verb (used without object), can·di·dat·ed, can·di·dat·ing.
Origin of candidate
Examples from the Web for candidature
Finally the questioning flickered out, no one withdrew their candidature, and the voting commenced.
And if once you admit election you must admit also the right of the to-be-elected one to offer or refuse his candidature.King John of Jingalo|Laurence Housman
Probably some deep private trouble, quite unconnected with my candidature; but I am so nervous.The Immortal|Alphonse Daudet
Their sympathies inclined towards the candidature of Denis Cooper, in spite of their small acquaintance with him.Abington Abbey|Archibald Marshall
However, we will leave him and consider the candidature of Mr Smith.The Exiles of Faloo|Barry Pain
British Dictionary definitions for candidature
Word Origin for candidate
Word Origin and History for candidature
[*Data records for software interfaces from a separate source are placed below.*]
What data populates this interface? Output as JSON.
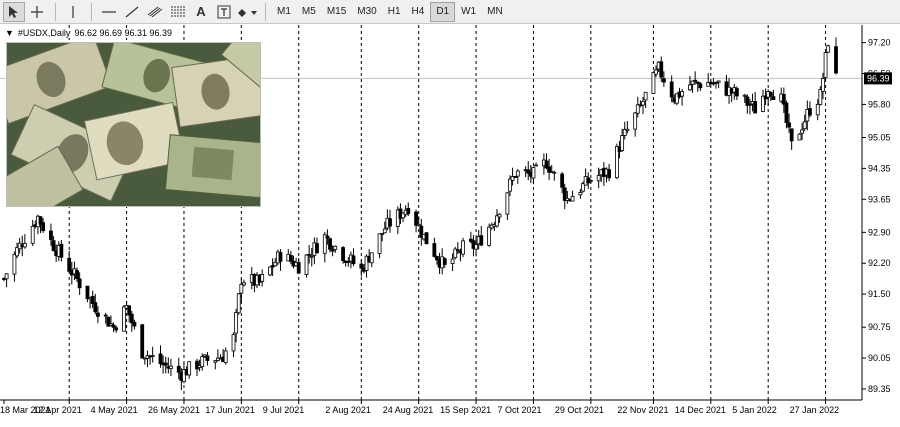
{
  "toolbar": {
    "tools": [
      "cursor-icon",
      "crosshair-icon",
      "vertical-line-icon",
      "horizontal-line-icon",
      "trendline-icon",
      "channel-icon",
      "fibonacci-icon",
      "text-icon",
      "text-label-icon",
      "shapes-icon"
    ],
    "text_tool_label": "A",
    "timeframes": [
      "M1",
      "M5",
      "M15",
      "M30",
      "H1",
      "H4",
      "D1",
      "W1",
      "MN"
    ],
    "active_timeframe": "D1"
  },
  "header": {
    "symbol": "#USDX,Daily",
    "ohlc": "96.62 96.69 96.31 96.39"
  },
  "colors": {
    "candle": "#000000",
    "grid_dashed": "#000000",
    "current_price_line": "#c0c0c0",
    "axis": "#000000",
    "background": "#ffffff"
  },
  "chart_data": {
    "type": "candlestick",
    "title": "#USDX,Daily",
    "y_ticks": [
      97.2,
      96.5,
      95.8,
      95.05,
      94.35,
      93.65,
      92.9,
      92.2,
      91.5,
      90.75,
      90.05,
      89.35
    ],
    "ylim": [
      89.1,
      97.6
    ],
    "current_price": "96.39",
    "x_ticks": [
      "18 Mar 2021",
      "12 Apr 2021",
      "4 May 2021",
      "26 May 2021",
      "17 Jun 2021",
      "9 Jul 2021",
      "2 Aug 2021",
      "24 Aug 2021",
      "15 Sep 2021",
      "7 Oct 2021",
      "29 Oct 2021",
      "22 Nov 2021",
      "14 Dec 2021",
      "5 Jan 2022",
      "27 Jan 2022"
    ],
    "close_path": [
      {
        "date": "2021-03-18",
        "close": 91.85
      },
      {
        "date": "2021-03-23",
        "close": 92.5
      },
      {
        "date": "2021-03-31",
        "close": 93.25
      },
      {
        "date": "2021-04-05",
        "close": 92.7
      },
      {
        "date": "2021-04-12",
        "close": 92.1
      },
      {
        "date": "2021-04-21",
        "close": 91.3
      },
      {
        "date": "2021-04-29",
        "close": 90.75
      },
      {
        "date": "2021-05-04",
        "close": 91.2
      },
      {
        "date": "2021-05-10",
        "close": 90.2
      },
      {
        "date": "2021-05-18",
        "close": 89.9
      },
      {
        "date": "2021-05-25",
        "close": 89.7
      },
      {
        "date": "2021-06-01",
        "close": 89.95
      },
      {
        "date": "2021-06-10",
        "close": 90.1
      },
      {
        "date": "2021-06-14",
        "close": 90.5
      },
      {
        "date": "2021-06-17",
        "close": 91.85
      },
      {
        "date": "2021-06-24",
        "close": 91.75
      },
      {
        "date": "2021-07-02",
        "close": 92.4
      },
      {
        "date": "2021-07-09",
        "close": 92.15
      },
      {
        "date": "2021-07-19",
        "close": 92.8
      },
      {
        "date": "2021-07-27",
        "close": 92.35
      },
      {
        "date": "2021-08-02",
        "close": 92.05
      },
      {
        "date": "2021-08-11",
        "close": 93.0
      },
      {
        "date": "2021-08-20",
        "close": 93.5
      },
      {
        "date": "2021-08-26",
        "close": 92.8
      },
      {
        "date": "2021-09-03",
        "close": 92.1
      },
      {
        "date": "2021-09-10",
        "close": 92.55
      },
      {
        "date": "2021-09-15",
        "close": 92.6
      },
      {
        "date": "2021-09-22",
        "close": 93.2
      },
      {
        "date": "2021-09-30",
        "close": 94.25
      },
      {
        "date": "2021-10-07",
        "close": 94.2
      },
      {
        "date": "2021-10-12",
        "close": 94.5
      },
      {
        "date": "2021-10-20",
        "close": 93.65
      },
      {
        "date": "2021-10-25",
        "close": 93.9
      },
      {
        "date": "2021-10-29",
        "close": 94.1
      },
      {
        "date": "2021-11-05",
        "close": 94.3
      },
      {
        "date": "2021-11-10",
        "close": 95.0
      },
      {
        "date": "2021-11-17",
        "close": 95.75
      },
      {
        "date": "2021-11-24",
        "close": 96.6
      },
      {
        "date": "2021-11-30",
        "close": 95.95
      },
      {
        "date": "2021-12-06",
        "close": 96.25
      },
      {
        "date": "2021-12-14",
        "close": 96.3
      },
      {
        "date": "2021-12-23",
        "close": 96.05
      },
      {
        "date": "2021-12-31",
        "close": 95.7
      },
      {
        "date": "2022-01-05",
        "close": 96.2
      },
      {
        "date": "2022-01-10",
        "close": 95.9
      },
      {
        "date": "2022-01-14",
        "close": 94.85
      },
      {
        "date": "2022-01-21",
        "close": 95.7
      },
      {
        "date": "2022-01-25",
        "close": 96.0
      },
      {
        "date": "2022-01-28",
        "close": 97.25
      },
      {
        "date": "2022-01-31",
        "close": 96.4
      }
    ]
  }
}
c.1600s, from Latin candidatus "one aspiring to office," originally "white-robed," past participle of candidare "to make white or bright," from candidus (see candid). Office-seekers in ancient Rome wore white togas.